In order to retain executives, European auto companies are designing better career paths for the long term and providing rotation opportunities. For example, it has become more common to see a financial director moving into a general manager role inside the same company. When possible, companies such as Goodyear tend to recruit younger, high-potential executives who may be over-qualified for the roles for which they are initially hired, but groom them for long-term careers with the company.

Planning for the road ahead

Nearly half (47%) of our respondents rate their succession and talent development as average when compared with best-in-class companies. More than one-third (35%) of our respondents say they are below average or conduct little to no succession planning or talent development.

One of the first steps in succession planning is understanding the current talent bench. An executive assessment can provide accurate and objective information about key players’ strengths and weaknesses, enabling Tier 1 suppliers and OEMs to make thoughtful, informed leadership decisions at times of succession or transition. An increasing number of companies are contemplating conducting executive assessments of the top managers in the group and benchmarking them against competitors or external leaders. Capturing the leaders of tomorrow early in their careers and giving them room to grow is also an effective way to both develop talent and build the pipeline of potential succession candidates. Top leaders recognize that the war for talent is more intense than ever before. Automotive companies must commit resources to robust recruiting, training and development programs to help prepare executives for the next role while they are still in their current ones.

Moving forward

Given changing consumer tastes and an ever-growing emphasis on technology talent, now is the opportune time for European automotive companies to examine what leadership skills they need for both today and tomorrow. Undoubtedly, globalization will continue to be one of the largest forces affecting the European automotive industry. In a landscape in which an event thousands of miles away can have almost immediate, but nonetheless lasting effects, companies that view their organizations through a global rather than regional lens will be best prepared to respond to unexpected changes. European automotive companies must act with the same agility when it comes to building their talent bench. While the majority may currently be looking within the industry for future leaders, organizations willing to break the old paradigm by going outside their comfort zones to seek executives from other disciplines and environments will not only rise above the intense industry competition for top talent, but will find leaders with the broader skill-sets, perspectives, the right cultural fit and leadership competencies needed to grow future business.
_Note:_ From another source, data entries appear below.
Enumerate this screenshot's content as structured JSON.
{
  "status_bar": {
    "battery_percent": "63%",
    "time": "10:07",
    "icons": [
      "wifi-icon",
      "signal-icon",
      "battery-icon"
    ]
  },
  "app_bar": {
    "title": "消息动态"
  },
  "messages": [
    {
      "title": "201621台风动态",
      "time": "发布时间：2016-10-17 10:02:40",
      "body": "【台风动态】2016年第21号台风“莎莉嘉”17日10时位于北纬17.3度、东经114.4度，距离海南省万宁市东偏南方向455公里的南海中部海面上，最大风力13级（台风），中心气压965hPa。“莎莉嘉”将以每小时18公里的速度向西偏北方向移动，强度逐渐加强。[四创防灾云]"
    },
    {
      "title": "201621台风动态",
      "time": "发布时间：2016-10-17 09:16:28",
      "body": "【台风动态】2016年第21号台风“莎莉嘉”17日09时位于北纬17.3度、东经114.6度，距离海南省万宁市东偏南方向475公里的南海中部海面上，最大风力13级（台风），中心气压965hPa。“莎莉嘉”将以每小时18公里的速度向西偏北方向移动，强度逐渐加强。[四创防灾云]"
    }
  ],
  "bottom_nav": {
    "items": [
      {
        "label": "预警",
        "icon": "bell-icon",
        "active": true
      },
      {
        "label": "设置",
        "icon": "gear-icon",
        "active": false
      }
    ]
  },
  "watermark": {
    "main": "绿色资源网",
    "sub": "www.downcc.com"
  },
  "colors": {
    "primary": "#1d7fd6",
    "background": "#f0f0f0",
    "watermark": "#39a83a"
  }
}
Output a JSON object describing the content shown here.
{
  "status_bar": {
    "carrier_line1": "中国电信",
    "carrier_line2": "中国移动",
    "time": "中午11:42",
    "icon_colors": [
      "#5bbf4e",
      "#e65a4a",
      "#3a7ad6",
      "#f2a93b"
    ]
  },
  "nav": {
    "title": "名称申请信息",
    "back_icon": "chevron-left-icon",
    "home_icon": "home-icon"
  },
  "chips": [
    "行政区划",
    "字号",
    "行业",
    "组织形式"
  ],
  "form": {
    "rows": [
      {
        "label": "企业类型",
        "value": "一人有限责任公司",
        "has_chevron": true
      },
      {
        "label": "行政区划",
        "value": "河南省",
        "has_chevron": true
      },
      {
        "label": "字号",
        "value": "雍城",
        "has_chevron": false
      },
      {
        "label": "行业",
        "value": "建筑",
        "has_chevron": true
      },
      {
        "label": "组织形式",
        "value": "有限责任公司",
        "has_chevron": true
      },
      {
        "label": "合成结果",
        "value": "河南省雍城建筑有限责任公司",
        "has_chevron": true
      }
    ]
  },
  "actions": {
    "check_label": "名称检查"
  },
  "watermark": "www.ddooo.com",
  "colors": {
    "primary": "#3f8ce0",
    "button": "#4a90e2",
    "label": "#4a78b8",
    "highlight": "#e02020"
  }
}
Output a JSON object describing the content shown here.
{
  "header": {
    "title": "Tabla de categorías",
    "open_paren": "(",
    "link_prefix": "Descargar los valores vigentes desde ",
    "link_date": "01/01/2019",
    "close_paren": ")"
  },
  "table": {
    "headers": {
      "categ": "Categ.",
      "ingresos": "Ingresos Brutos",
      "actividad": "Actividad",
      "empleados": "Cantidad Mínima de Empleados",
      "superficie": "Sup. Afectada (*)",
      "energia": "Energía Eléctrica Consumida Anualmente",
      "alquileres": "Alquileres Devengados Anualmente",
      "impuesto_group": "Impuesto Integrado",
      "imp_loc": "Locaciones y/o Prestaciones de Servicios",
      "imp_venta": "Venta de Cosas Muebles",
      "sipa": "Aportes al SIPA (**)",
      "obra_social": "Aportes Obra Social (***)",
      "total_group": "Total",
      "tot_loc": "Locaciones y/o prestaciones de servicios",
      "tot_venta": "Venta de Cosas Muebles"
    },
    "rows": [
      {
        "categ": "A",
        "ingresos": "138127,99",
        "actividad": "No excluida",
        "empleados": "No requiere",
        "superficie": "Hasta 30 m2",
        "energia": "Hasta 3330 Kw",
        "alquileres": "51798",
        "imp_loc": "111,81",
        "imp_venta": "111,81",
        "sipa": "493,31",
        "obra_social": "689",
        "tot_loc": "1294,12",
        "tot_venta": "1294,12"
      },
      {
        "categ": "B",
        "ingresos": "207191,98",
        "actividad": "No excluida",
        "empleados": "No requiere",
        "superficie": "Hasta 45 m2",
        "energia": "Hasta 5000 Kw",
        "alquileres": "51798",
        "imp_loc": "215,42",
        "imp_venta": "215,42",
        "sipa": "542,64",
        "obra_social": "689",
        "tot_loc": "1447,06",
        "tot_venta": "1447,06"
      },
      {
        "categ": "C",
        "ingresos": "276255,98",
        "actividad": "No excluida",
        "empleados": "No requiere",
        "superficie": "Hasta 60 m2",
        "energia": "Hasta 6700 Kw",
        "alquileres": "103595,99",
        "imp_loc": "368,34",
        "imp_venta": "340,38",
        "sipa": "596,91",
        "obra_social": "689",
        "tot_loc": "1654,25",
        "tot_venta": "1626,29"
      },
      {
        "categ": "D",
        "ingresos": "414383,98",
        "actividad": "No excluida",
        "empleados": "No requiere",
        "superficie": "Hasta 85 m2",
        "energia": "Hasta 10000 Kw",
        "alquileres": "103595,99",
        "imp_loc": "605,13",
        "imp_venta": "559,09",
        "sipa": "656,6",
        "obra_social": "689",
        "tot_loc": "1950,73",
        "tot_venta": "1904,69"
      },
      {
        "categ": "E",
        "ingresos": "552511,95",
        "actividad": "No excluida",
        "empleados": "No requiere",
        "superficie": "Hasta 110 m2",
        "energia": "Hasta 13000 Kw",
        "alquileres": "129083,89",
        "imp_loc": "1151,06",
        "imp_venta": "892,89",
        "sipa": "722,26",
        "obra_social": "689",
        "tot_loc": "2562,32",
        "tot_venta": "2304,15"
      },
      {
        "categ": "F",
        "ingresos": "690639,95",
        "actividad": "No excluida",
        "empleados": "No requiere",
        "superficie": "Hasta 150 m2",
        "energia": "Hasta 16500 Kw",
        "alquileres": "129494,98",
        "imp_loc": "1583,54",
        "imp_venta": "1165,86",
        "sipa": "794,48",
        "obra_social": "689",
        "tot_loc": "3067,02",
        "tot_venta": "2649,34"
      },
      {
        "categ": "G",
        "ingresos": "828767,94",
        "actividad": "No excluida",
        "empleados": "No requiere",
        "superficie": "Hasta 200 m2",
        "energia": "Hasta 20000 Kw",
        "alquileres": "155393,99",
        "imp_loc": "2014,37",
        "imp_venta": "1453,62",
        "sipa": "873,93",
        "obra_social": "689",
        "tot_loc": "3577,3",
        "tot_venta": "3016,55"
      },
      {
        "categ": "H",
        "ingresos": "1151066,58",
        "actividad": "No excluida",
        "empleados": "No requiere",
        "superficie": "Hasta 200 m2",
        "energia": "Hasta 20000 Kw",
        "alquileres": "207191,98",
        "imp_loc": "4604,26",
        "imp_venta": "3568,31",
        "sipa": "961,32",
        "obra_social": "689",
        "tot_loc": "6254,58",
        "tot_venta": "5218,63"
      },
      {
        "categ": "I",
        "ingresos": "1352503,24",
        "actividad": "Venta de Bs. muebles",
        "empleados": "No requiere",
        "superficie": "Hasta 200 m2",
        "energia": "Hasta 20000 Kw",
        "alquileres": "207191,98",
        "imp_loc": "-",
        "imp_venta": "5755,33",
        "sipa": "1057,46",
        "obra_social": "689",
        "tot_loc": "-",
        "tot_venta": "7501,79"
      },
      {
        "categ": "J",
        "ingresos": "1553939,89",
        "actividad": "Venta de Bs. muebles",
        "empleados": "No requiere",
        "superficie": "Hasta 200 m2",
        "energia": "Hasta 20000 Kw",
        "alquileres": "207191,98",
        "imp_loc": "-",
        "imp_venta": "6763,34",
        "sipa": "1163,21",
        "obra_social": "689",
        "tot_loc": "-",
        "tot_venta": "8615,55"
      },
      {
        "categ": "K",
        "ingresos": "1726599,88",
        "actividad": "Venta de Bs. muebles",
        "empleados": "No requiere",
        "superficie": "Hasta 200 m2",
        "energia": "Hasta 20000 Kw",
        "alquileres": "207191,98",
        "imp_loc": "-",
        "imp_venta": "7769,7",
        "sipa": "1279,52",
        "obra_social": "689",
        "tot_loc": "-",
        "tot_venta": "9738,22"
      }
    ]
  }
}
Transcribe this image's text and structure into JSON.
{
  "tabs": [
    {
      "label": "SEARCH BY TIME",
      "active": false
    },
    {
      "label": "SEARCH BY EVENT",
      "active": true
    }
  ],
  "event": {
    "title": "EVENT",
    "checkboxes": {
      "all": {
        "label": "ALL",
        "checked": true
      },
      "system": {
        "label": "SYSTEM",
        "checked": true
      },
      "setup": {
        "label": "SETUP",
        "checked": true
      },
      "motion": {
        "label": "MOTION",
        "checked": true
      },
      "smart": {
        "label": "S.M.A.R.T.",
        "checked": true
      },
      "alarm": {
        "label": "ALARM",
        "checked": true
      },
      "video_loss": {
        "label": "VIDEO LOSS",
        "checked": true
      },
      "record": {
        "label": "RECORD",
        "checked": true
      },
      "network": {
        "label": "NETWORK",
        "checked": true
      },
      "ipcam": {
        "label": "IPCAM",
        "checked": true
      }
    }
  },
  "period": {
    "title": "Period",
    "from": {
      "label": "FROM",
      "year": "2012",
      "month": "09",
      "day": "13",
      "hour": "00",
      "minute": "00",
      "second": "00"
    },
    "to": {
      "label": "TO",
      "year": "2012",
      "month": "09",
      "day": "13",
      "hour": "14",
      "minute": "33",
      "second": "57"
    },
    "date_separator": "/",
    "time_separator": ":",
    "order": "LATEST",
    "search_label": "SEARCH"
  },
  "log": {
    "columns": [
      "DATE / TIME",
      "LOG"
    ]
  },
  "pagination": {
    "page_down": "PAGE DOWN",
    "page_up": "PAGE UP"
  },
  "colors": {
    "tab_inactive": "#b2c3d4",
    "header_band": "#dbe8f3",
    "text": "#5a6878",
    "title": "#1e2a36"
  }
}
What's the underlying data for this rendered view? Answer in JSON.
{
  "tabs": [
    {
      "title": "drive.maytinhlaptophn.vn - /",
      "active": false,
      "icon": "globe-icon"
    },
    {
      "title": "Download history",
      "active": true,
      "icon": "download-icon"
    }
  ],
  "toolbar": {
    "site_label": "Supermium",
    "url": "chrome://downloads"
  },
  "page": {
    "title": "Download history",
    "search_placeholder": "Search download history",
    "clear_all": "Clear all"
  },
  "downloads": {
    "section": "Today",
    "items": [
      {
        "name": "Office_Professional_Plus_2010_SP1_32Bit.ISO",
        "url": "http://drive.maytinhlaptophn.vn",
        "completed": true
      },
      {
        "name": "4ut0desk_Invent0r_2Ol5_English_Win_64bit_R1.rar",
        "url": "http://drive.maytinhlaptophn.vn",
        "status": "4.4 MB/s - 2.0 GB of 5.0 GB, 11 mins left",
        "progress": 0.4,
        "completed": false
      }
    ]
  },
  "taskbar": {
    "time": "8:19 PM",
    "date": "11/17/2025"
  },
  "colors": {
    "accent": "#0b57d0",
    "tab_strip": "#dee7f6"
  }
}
Spencer Stuart European Automotive Leader Survey Findings

Spencer Stuart surveyed nearly 100 senior executives at European Tier 1 suppliers and OEM passenger vehicle companies, including CEOs, executive vice presidents, senior vice presidents and vice presidents in various functions. Click here to see what they had to say about key industry challenges and the skills they are looking for in leaders.